UNC needs to worry less about TDs and more about GPAs (Editorial)
The Star News (Wilmington)
All North Carolinians should feel shame and utter disappointment in our state's flagship university after a faculty investigation confirmed academic dishonesty in one department at UNC-Chapel Hill. Findings regarding professor-less classes and unauthorized grade changes in the Afro-American Studies Department, among other revelations, are an outgrowth of the equally embarrassing, two-year-old scandal involving inappropriate assistance to some members of the football team.
Too easy (Editorial)
The News & Observer (Raleigh)
This is a disgraceful moment for the University of North Carolina at Chapel Hill, and the man at the center of it should have been dismissed with cause, not allowed simply to resign. And Chancellor Holden Thorp, who several years ago was the man’s supervisor and once called him a “great colleague,” needs to issue a stronger statement of explanation and apology than has thus far been forthcoming.

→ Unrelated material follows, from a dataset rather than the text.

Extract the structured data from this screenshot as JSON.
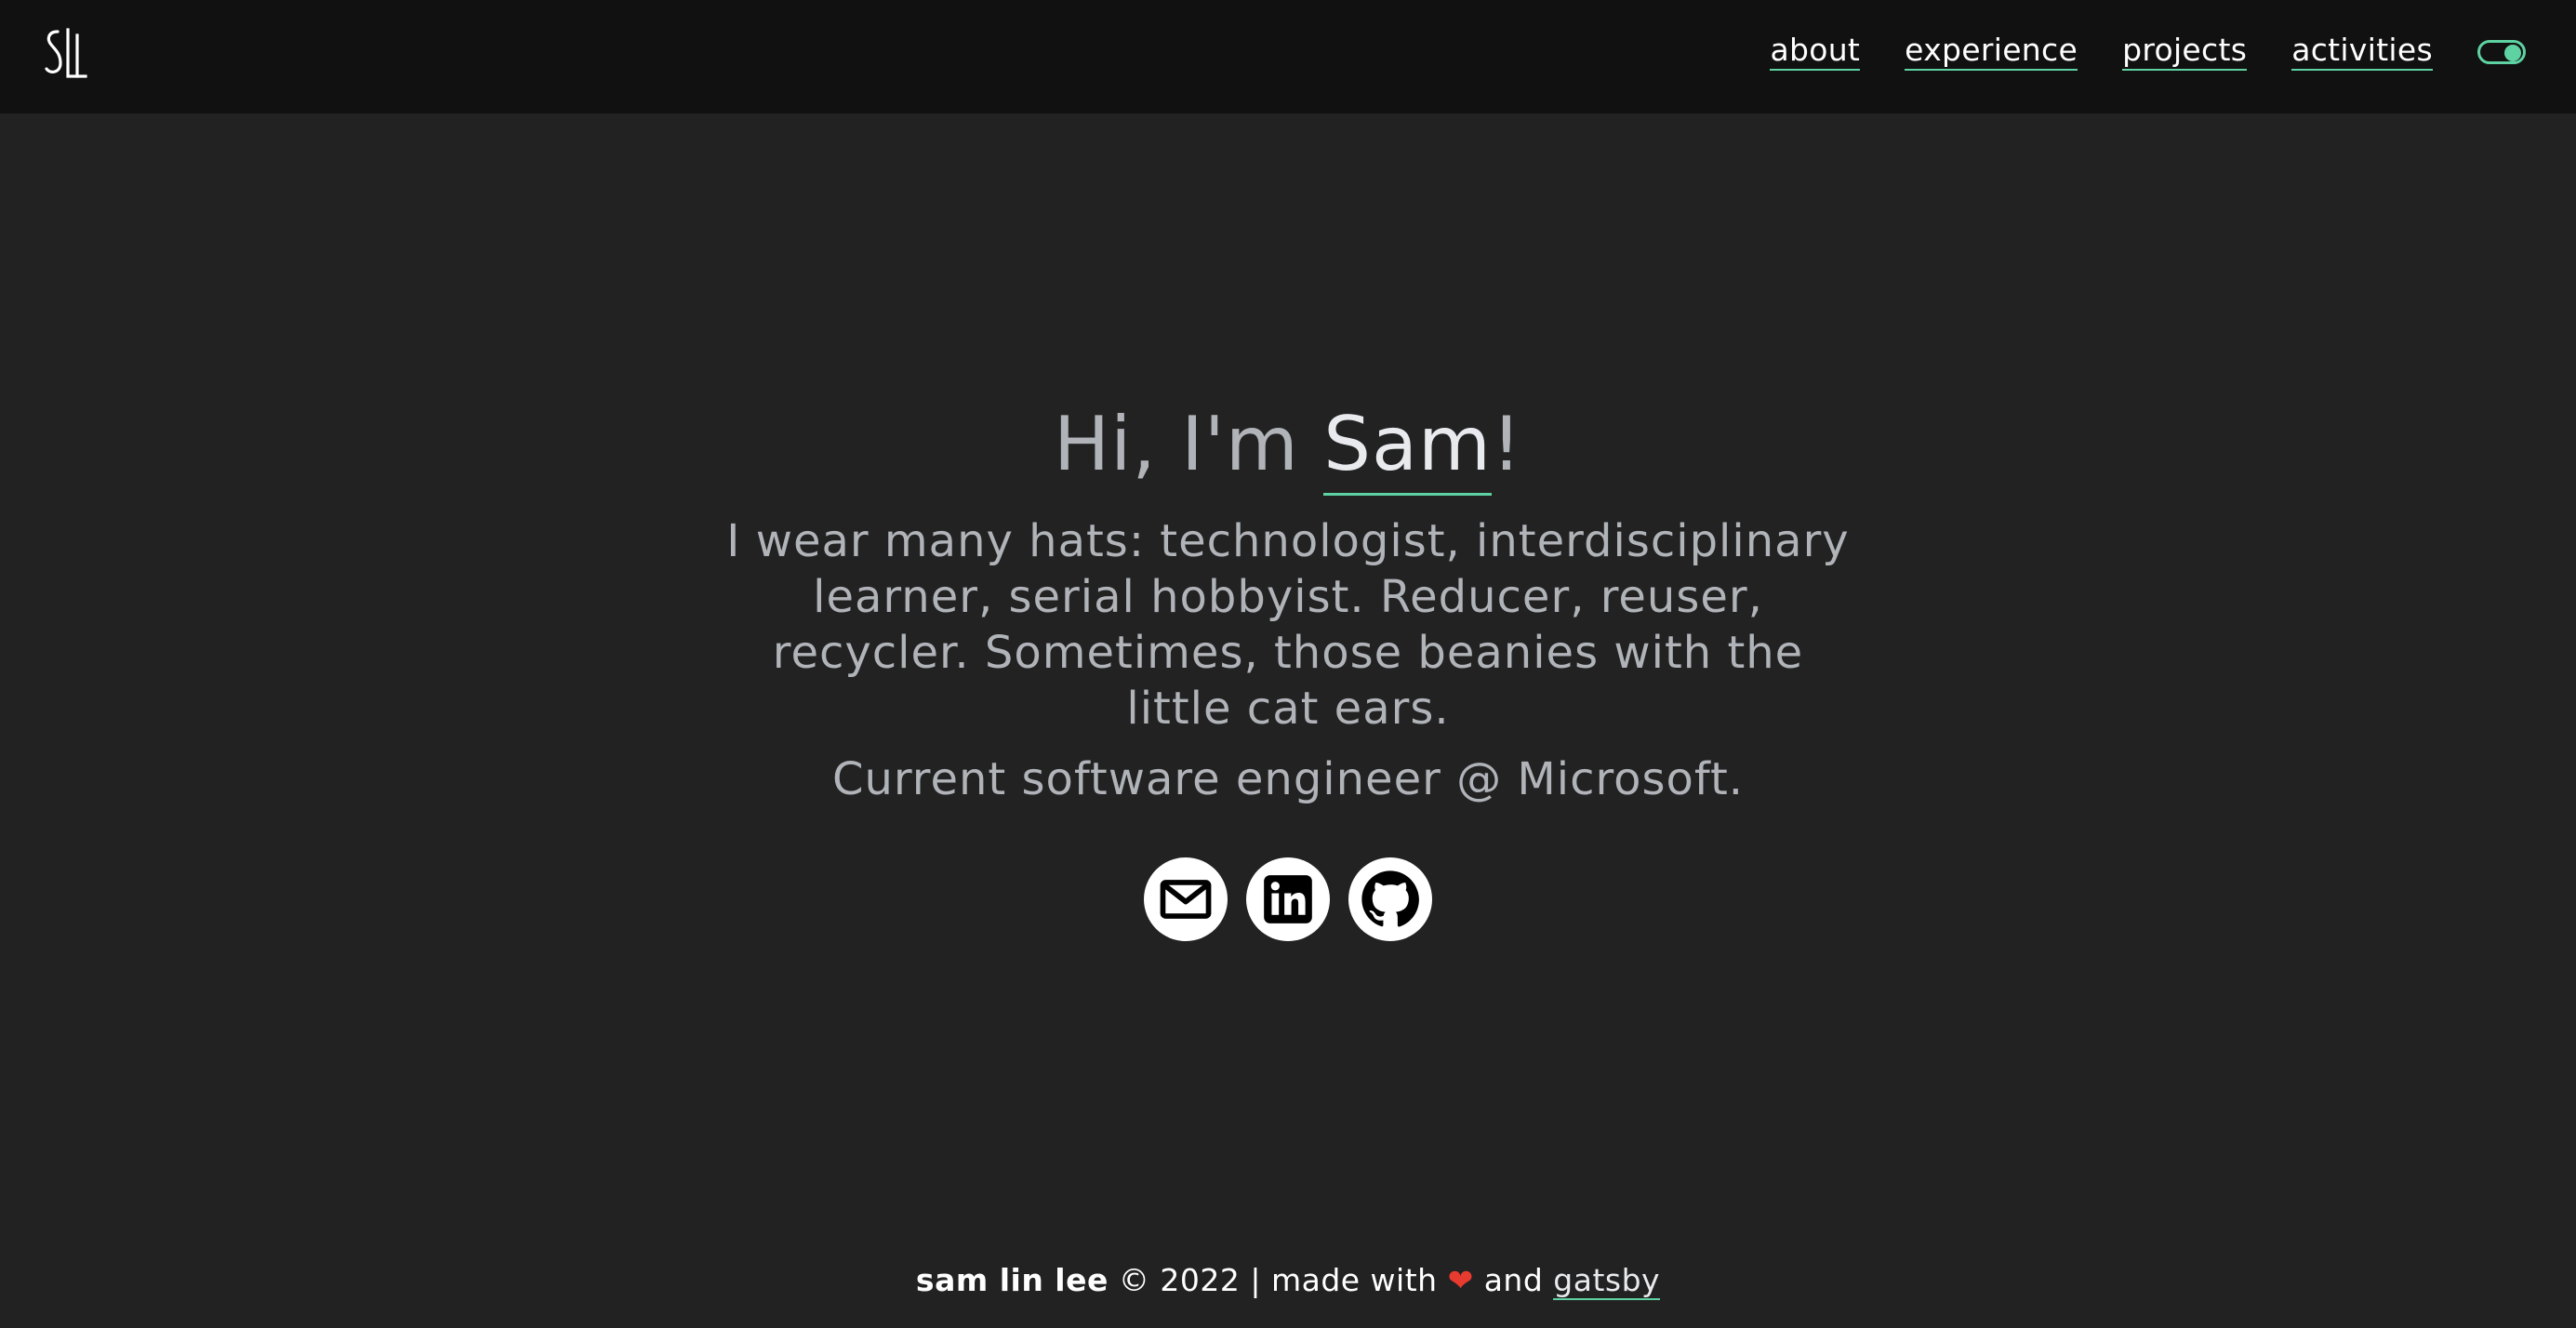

UNC players made up 39 percent of suspect classes
The News & Observer (Raleigh)
Football and basketball players accounted for nearly four of every 10 students enrolled in 54 classes at the heart of an academic fraud investigation at UNC-Chapel Hill, according to figures released Monday. The classes were all within UNC’s Department of African and Afro-American studies. An internal probe released Friday produced evidence of unauthorized grade changes and little or no instruction by professors.
Problems limited in UNC department (Letter to the Editor)

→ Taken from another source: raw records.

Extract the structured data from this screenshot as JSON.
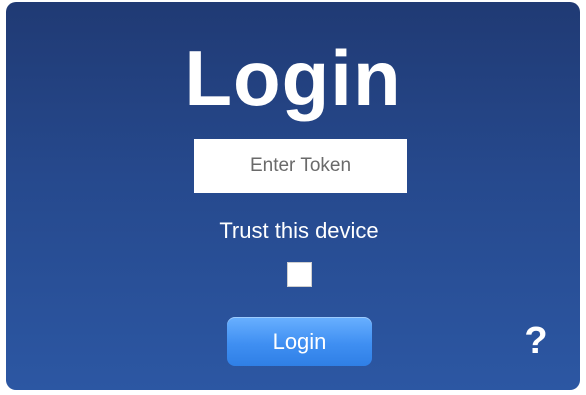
{
  "login_form": {
    "title": "Login",
    "token_input": {
      "placeholder": "Enter Token",
      "value": ""
    },
    "trust_label": "Trust this device",
    "trust_checked": false,
    "login_button_label": "Login",
    "help_icon": {
      "name": "question-mark-icon",
      "glyph": "?"
    }
  },
  "colors": {
    "panel_top": "#203a74",
    "panel_bottom": "#2c57a3",
    "button_top": "#69b0ff",
    "button_bottom": "#2f7fe6"
  }
}
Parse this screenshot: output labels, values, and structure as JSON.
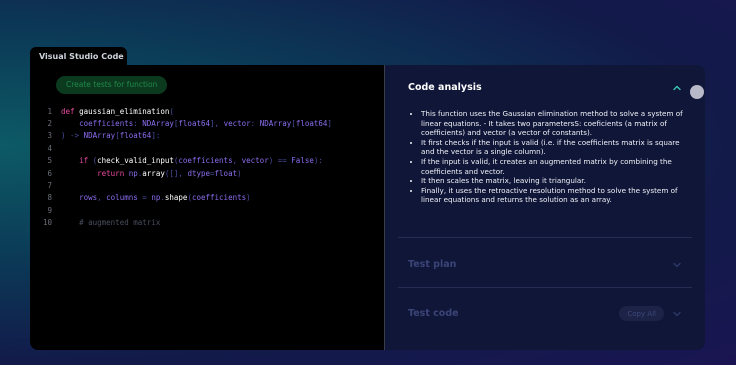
{
  "window": {
    "title": "Visual Studio Code"
  },
  "editor": {
    "create_button_label": "Create tests for function",
    "line_numbers": [
      "1",
      "2",
      "3",
      "4",
      "5",
      "6",
      "7",
      "8",
      "9",
      "10"
    ],
    "line1": {
      "kw": "def",
      "name": "gaussian_elimination",
      "paren": "("
    },
    "line2": {
      "p1": "coefficients",
      "c1": ":",
      "t1": "NDArray",
      "b1": "[",
      "t2": "float64",
      "b2": "]",
      "comma": ",",
      "p2": "vector",
      "c2": ":",
      "t3": "NDArray",
      "b3": "[",
      "t4": "float64",
      "b4": "]"
    },
    "line3": {
      "close": ")",
      "arrow": "->",
      "t1": "NDArray",
      "b1": "[",
      "t2": "float64",
      "b2": "]",
      "colon": ":"
    },
    "line5": {
      "kw": "if",
      "paren": "(",
      "fn": "check_valid_input",
      "p": "(",
      "a1": "coefficients",
      "comma": ",",
      "a2": "vector",
      "close": ")",
      "eq": "==",
      "val": "False",
      "end": "):"
    },
    "line6": {
      "kw": "return",
      "mod": "np",
      "dot": ".",
      "fn": "array",
      "args": "([],",
      "kw2": "dtype",
      "eq": "=",
      "val": "float",
      "end": ")"
    },
    "line8": {
      "a": "rows",
      "comma": ",",
      "b": "columns",
      "eq": "=",
      "mod": "np",
      "dot": ".",
      "fn": "shape",
      "p": "(",
      "arg": "coefficients",
      "end": ")"
    },
    "line10": {
      "comment": "# augmented matrix"
    }
  },
  "panel": {
    "analysis": {
      "title": "Code analysis",
      "bullets": [
        "This function uses the Gaussian elimination method to solve a system of linear equations. - It takes two parametersS: coeficients (a matrix of coefficients) and vector (a vector of constants).",
        "It first checks if the input is valid (i.e. if the coefficients matrix is square and the vector is a single column).",
        "If the input is valid, it creates an augmented matrix by combining the coefficients and vector.",
        "It then scales the matrix, leaving it triangular.",
        "Finally, it uses the retroactive resolution method to solve the system of linear equations and returns the solution as an array."
      ]
    },
    "test_plan": {
      "title": "Test plan"
    },
    "test_code": {
      "title": "Test code",
      "copy_label": "Copy All"
    }
  },
  "colors": {
    "accent_green": "#1f8a4c",
    "keyword_pink": "#e94aa0",
    "type_purple": "#8b6ef0",
    "panel_bg": "#0f1638",
    "chevron_teal": "#39c7b4"
  },
  "icons": [
    "chevron-up-icon",
    "chevron-down-icon",
    "scroll-handle"
  ]
}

The Herald-Sun (Durham)
The recently issued “Review of Courses in the Department of African and Afro-American Studies” at UNC-Chapel Hill is sobering and disappointing for all of us who believe deeply in African and Afro-American studies and are committed to upholding the ideals and the integrity of the University of North Carolina. The findings of the report have been a heavy blow to us. We are particularly mindful of our majors who have worked hard, with integrity, and are in no way implicated in this report that deals primarily with a subset of summer school courses taken mostly by non-majors. (Reginald F. Hildebrand, UNC associated professor of African and Afro-American Studies, Recipient of Tanner Award for Excellence in Undergraduate Teaching 2012)

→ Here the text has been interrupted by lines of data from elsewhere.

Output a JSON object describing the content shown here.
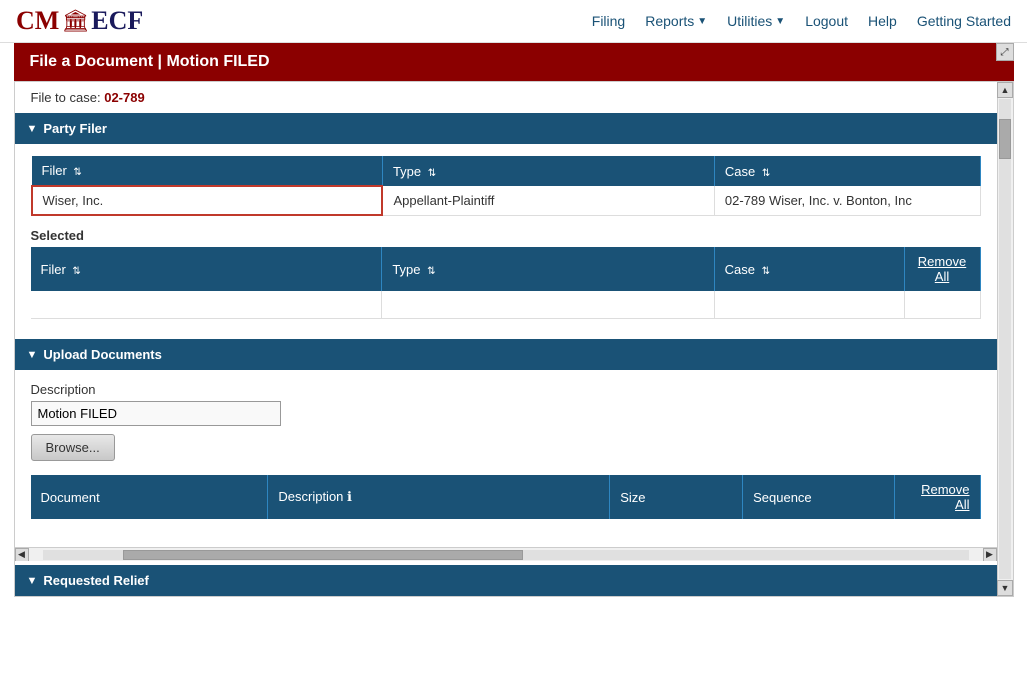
{
  "nav": {
    "logo_cm": "CM",
    "logo_ecf": "ECF",
    "filing_label": "Filing",
    "reports_label": "Reports",
    "utilities_label": "Utilities",
    "logout_label": "Logout",
    "help_label": "Help",
    "getting_started_label": "Getting Started"
  },
  "title": "File a Document | Motion FILED",
  "file_to_case_label": "File to case:",
  "case_number": "02-789",
  "party_filer": {
    "section_label": "Party Filer",
    "filer_col": "Filer",
    "type_col": "Type",
    "case_col": "Case",
    "filer_value": "Wiser, Inc.",
    "type_value": "Appellant-Plaintiff",
    "case_value": "02-789 Wiser, Inc. v. Bonton, Inc",
    "selected_label": "Selected",
    "selected_filer_col": "Filer",
    "selected_type_col": "Type",
    "selected_case_col": "Case",
    "remove_all_label": "Remove All"
  },
  "upload_documents": {
    "section_label": "Upload Documents",
    "description_label": "Description",
    "description_value": "Motion FILED",
    "browse_label": "Browse...",
    "doc_col": "Document",
    "desc_col": "Description",
    "size_col": "Size",
    "sequence_col": "Sequence",
    "remove_all_label": "Remove All",
    "info_icon": "ℹ"
  },
  "requested_relief": {
    "section_label": "Requested Relief"
  }
}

Issues and Trends
Higher education leaders urge Michigan to avoid funding cuts
The Detroit Free Press (Michigan)
If you took a poll of North Carolina residents, higher education would likely be way down on the list of things the state government should cut, University of North Carolina President Thomas Ross said Monday during a summit on higher education in Michigan. That attitude hasn't been reflected in Michigan over the last decade, several speakers told the crowd at the event, hosted by Business Leaders for Michigan.
Legal Education and the Web
Inside Higher Ed
The small, synchronous online classes have become a hallmark of 2tor, whose business model is based on running highly specific, production-intensive online programs for a small stable of high-profile clients. (The company’s three other partners are Georgetown University, the University of North Carolina at Chapel Hill, and the University of Southern California, each of which has devoted office space, decorated with the university’s colors, in the company’s Maryland home.)